The scammer would message the participant from a fake account they created to look like the company’s own page and tell them they had won the competition.
To claim the prize, the customers were told they had to sign in to the link attached to the message, which redirected them to a website where they were told to “register” their details.
“Once the customers click on the ‘Register’ button, they are taken to the Sign Up page, where the site requests email addresses and passwords,” the agency said.
“And in most instances, we keep using the same password for everything because it’s easier to remember. (Pro tip: different passwords for everything)
“In this scenario, the scammers get access to email accounts that are often linked with bank accounts, credit cards etc.”
The next step in the process is where customers really started to become concerned, the company said.
The scammers asked the “winners” to send an initial $1 through a payment gateway that only used credit cards.
By doing this, customers would be exposing their credit card details, putting them at risk of credit card fraud.
To add to the authenticity of the scam, the web page even explained why a credit card was needed, telling customers it was to verify their geographic location and ensure they are entitled to the prize on offer.
“The customers only wanted to participate in a giveaway where they could win something for themselves or their family this festive season,” CJ&CO said.
The company said being caught up in this scam attempt left a “bitter taste for these customers”.
Luckily, the agency said it managed to put a stop to the scam before it could “damage our client’s reputation or their customers’ finances”.
“But this incident has shined a light towards the pitiful condition of scamming throughout Australia,” CJ&CO said.
“We launched the giveaway, and the scammers built a landing page within a few days and started rerouting the customers.”
Casey Jones, Director & Head of Marketing at CJ&CO, said his company reported the scam to Facebook, with disappointing results.
“We reported the scam page to Facebook through their reporting system, but despite submitting multiple reports, Facebook repeatedly denied the request to remove the page and associated posts,” he said.
“Facebook said that they reviewed the profile, but decided not to take the profile down.”
Mr Jones questioned who was in charge of policing these scams and protecting Aussies, saying many people wouldn’t know they were being scammed “until it’s too late”.
“Overseas scammers are targeting Aussie businesses and their customers at an alarming rate,” he said.
“We know of a household name that was hit at the exact same time.
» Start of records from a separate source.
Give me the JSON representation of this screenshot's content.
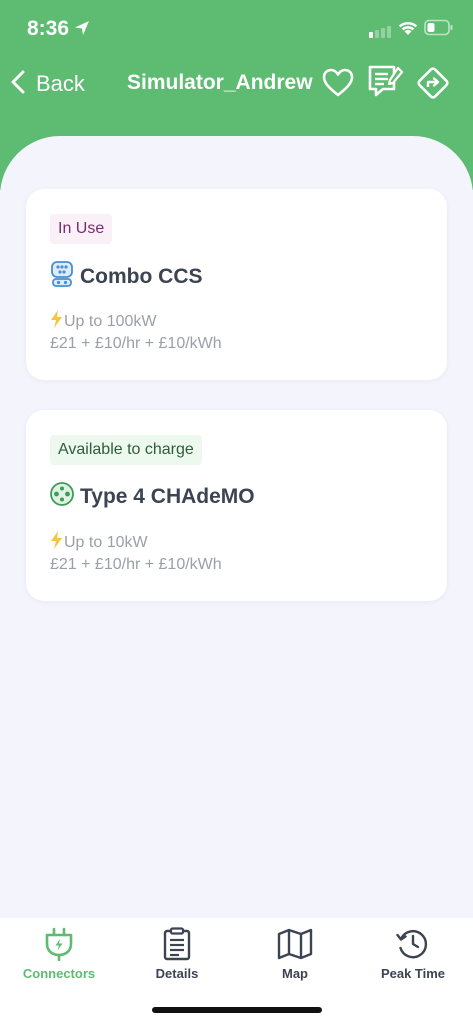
{
  "status_bar": {
    "time": "8:36"
  },
  "nav": {
    "back_label": "Back",
    "title": "Simulator_Andrew",
    "icons": [
      "heart-icon",
      "review-icon",
      "directions-icon"
    ]
  },
  "connectors": [
    {
      "status": "In Use",
      "name": "Combo CCS",
      "power": "Up to 100kW",
      "price": "£21 + £10/hr + £10/kWh"
    },
    {
      "status": "Available to charge",
      "name": "Type 4 CHAdeMO",
      "power": "Up to 10kW",
      "price": "£21 + £10/hr + £10/kWh"
    }
  ],
  "tabs": [
    {
      "label": "Connectors",
      "icon": "plug-icon",
      "active": true
    },
    {
      "label": "Details",
      "icon": "clipboard-icon",
      "active": false
    },
    {
      "label": "Map",
      "icon": "map-icon",
      "active": false
    },
    {
      "label": "Peak Time",
      "icon": "history-clock-icon",
      "active": false
    }
  ],
  "colors": {
    "brand_green": "#5dbb72",
    "in_use_badge_bg": "#faf0f8",
    "in_use_badge_text": "#7a2d6c",
    "available_badge_bg": "#edf8ef",
    "available_badge_text": "#2f5c3a",
    "lightning": "#f5c542"
  }
}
They were apologising to their users, but it’s not their fault.”
The agency warned that customers need to be aware of the “fundamentals” of the giveaway they are signing up for and it always verify if they are being messaged by a legitimate business account.
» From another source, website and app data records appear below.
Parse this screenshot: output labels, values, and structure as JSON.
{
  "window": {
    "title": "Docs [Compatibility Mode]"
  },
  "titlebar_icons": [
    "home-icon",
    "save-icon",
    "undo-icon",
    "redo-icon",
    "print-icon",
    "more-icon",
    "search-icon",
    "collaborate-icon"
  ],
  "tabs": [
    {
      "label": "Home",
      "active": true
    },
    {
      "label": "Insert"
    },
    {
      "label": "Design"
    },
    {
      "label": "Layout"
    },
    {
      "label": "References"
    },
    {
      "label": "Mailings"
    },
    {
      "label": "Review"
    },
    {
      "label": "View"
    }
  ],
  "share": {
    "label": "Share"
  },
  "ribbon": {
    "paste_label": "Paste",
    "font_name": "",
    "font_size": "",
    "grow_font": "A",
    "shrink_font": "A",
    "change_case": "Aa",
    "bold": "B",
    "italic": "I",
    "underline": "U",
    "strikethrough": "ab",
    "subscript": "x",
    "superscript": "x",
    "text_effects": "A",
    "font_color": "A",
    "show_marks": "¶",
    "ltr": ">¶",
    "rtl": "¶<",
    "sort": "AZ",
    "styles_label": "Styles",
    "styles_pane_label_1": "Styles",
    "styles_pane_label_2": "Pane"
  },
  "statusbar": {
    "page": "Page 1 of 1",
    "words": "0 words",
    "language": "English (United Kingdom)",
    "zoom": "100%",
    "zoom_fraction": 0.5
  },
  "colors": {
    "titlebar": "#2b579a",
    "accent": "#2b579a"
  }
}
“At the same time, anyone who wants to do a future giveaway should clearly state how the winners will be announced to clear the confusion among the participants,” the agency said.
The Australian Competition & Consumer Commission (ACCC) latest Targeting Scams report revealed Aussies lost more than $2 billion to scams in 2021.
The report compiles data from Scamwatch, ReportCyber, major banks and money remitters, and other government agencies, and is based on analysis of more than 560,000 reports.
Reported losses to all organisations totalled almost $1.8 billion, but as one-third of victims do not report scams the ACCC estimated actual losses were well over $2 billion.
“Scam activity continues to increase, and last year a record number of Australians lost a record amount of money,” ACCC Deputy Chair Delia Rickard said.
“Scammers are the most opportunistic of all criminals: they pose as charities after a natural disaster, health departments during a pandemic, and love interests every day.
“The true cost of scams is more than a dollar figure as they also cause serious emotional harm to individuals, families, and businesses.”